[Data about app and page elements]
━━━━━━━━━━

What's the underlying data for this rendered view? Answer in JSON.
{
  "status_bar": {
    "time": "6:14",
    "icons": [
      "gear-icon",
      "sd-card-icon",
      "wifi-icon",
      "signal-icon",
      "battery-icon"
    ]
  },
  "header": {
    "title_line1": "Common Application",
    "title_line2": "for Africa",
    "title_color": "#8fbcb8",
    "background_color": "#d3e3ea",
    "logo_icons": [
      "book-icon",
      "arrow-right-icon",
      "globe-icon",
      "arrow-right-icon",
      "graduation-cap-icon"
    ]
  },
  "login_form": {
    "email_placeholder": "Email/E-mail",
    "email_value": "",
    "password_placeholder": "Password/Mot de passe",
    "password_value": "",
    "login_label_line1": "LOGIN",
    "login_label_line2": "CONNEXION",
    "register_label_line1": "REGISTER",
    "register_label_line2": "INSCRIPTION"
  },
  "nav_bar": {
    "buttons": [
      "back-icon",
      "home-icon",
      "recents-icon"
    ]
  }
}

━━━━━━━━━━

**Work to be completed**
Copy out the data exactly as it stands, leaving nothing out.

**Solution for this task**
What's the underlying data for this rendered view? Answer in JSON.
{
  "status_bar": {
    "time": "6:14",
    "icons": [
      "gear-icon",
      "sd-card-icon",
      "wifi-icon",
      "signal-icon",
      "battery-icon"
    ]
  },
  "header": {
    "title_line1": "Common Application",
    "title_line2": "for Africa",
    "title_color": "#8fbcb8",
    "background_color": "#d3e3ea",
    "logo_icons": [
      "book-icon",
      "arrow-right-icon",
      "globe-icon",
      "arrow-right-icon",
      "graduation-cap-icon"
    ]
  },
  "login_form": {
    "email_placeholder": "Email/E-mail",
    "email_value": "",
    "password_placeholder": "Password/Mot de passe",
    "password_value": "",
    "login_label_line1": "LOGIN",
    "login_label_line2": "CONNEXION",
    "register_label_line1": "REGISTER",
    "register_label_line2": "INSCRIPTION"
  },
  "nav_bar": {
    "buttons": [
      "back-icon",
      "home-icon",
      "recents-icon"
    ]
  }
}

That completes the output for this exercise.